In order to begin to address the issue, the AMA at its Annual Meeting in June called for adequate funding for the Centers for Disease Control and Prevention, the National Institutes of Health and other federal agencies to expand the nation's ability to produce and distribute vaccine and antivirals.
"Our concern is that we might be on the brink of a 1918 epidemic, and we're not ready," said Dr. Van Etta, a delegate from the Minnesota Medical Assn., who proposed the policy.
The AMA also will work to increase the number of people vaccinated during regular flu seasons and urge the development of innovative vaccine technologies.
Physicians at the Annual Meeting said this step was crucial even if avian influenza did not strike a great number of people, because a handful of cases could be just as crippling to the medical system.
"We don't need a pandemic of avian flu to shut down medical care in the United States," said John Abenstein, MD, an anesthesiologist and delegate from Rochester, Minn. "The demand by patients in terms of respiratory care -- critical care -- will be enough."
The AMA also plans to work to ensure that hospitals and skilled nursing facilities have systems in place for measuring and maximizing the rate of vaccination of its physicians and other health care workers. This step is in response to more and more scientific findings that unvaccinated workers can be a danger to their patients.
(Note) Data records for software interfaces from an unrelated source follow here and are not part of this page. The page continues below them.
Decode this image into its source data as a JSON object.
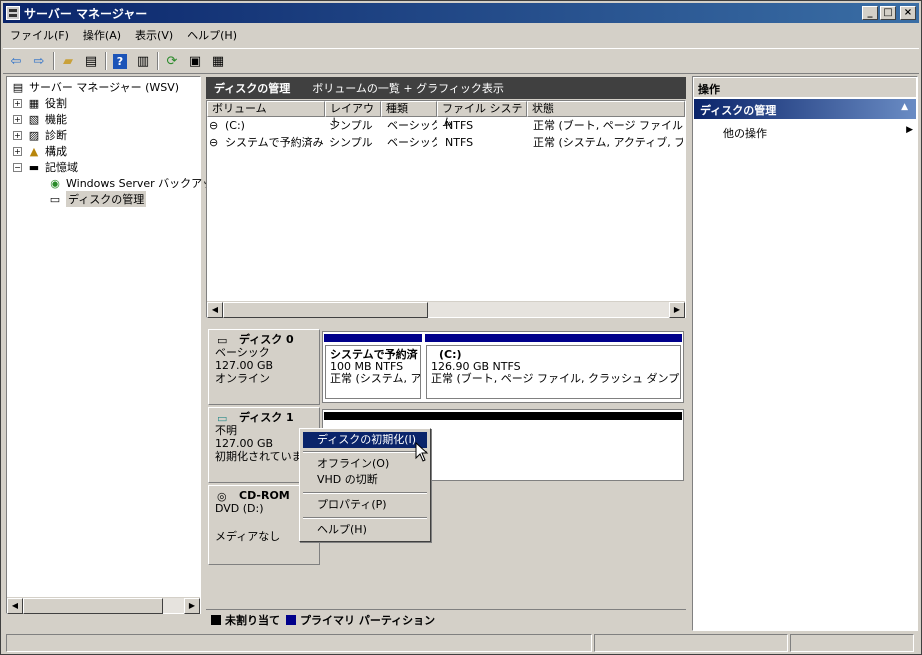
{
  "window": {
    "title": "サーバー マネージャー",
    "minimize": "_",
    "maximize": "□",
    "close": "×"
  },
  "menu": [
    "ファイル(F)",
    "操作(A)",
    "表示(V)",
    "ヘルプ(H)"
  ],
  "toolbar_icons": [
    "back-arrow-icon",
    "forward-arrow-icon",
    "up-folder-icon",
    "show-hide-tree-icon",
    "help-icon",
    "show-hide-action-icon",
    "refresh-icon",
    "properties-icon",
    "wizard-icon"
  ],
  "tree": {
    "root": "サーバー マネージャー (WSV)",
    "items": [
      {
        "label": "役割",
        "expander": "+"
      },
      {
        "label": "機能",
        "expander": "+"
      },
      {
        "label": "診断",
        "expander": "+"
      },
      {
        "label": "構成",
        "expander": "+"
      },
      {
        "label": "記憶域",
        "expander": "−"
      }
    ],
    "storage_children": [
      "Windows Server バックアップ",
      "ディスクの管理"
    ]
  },
  "center": {
    "title": "ディスクの管理",
    "subtitle": "ボリュームの一覧 + グラフィック表示",
    "columns": [
      "ボリューム",
      "レイアウト",
      "種類",
      "ファイル システム",
      "状態"
    ],
    "rows": [
      [
        "(C:)",
        "シンプル",
        "ベーシック",
        "NTFS",
        "正常 (ブート, ページ ファイル, クラ"
      ],
      [
        "システムで予約済み",
        "シンプル",
        "ベーシック",
        "NTFS",
        "正常 (システム, アクティブ, プライ"
      ]
    ]
  },
  "disks": [
    {
      "name": "ディスク 0",
      "type": "ベーシック",
      "size": "127.00 GB",
      "status": "オンライン",
      "volumes": [
        {
          "name": "システムで予約済",
          "size": "100 MB NTFS",
          "status": "正常 (システム, ア"
        },
        {
          "name": "(C:)",
          "size": "126.90 GB NTFS",
          "status": "正常 (ブート, ページ ファイル, クラッシュ ダンプ, プライ"
        }
      ]
    },
    {
      "name": "ディスク 1",
      "type": "不明",
      "size": "127.00 GB",
      "status": "初期化されていま"
    },
    {
      "name": "CD-ROM",
      "type": "DVD (D:)",
      "size": "",
      "status": "メディアなし"
    }
  ],
  "legend": [
    {
      "label": "未割り当て",
      "color": "#000000"
    },
    {
      "label": "プライマリ パーティション",
      "color": "#00008b"
    }
  ],
  "context_menu": [
    "ディスクの初期化(I)",
    "オフライン(O)",
    "VHD の切断",
    "プロパティ(P)",
    "ヘルプ(H)"
  ],
  "actions": {
    "header": "操作",
    "section": "ディスクの管理",
    "item": "他の操作"
  }
}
"Having ways to get health care workers vaccinated is important," said Victor C. Ching, MD, a urologist and alternate delegate from Upland, Calif.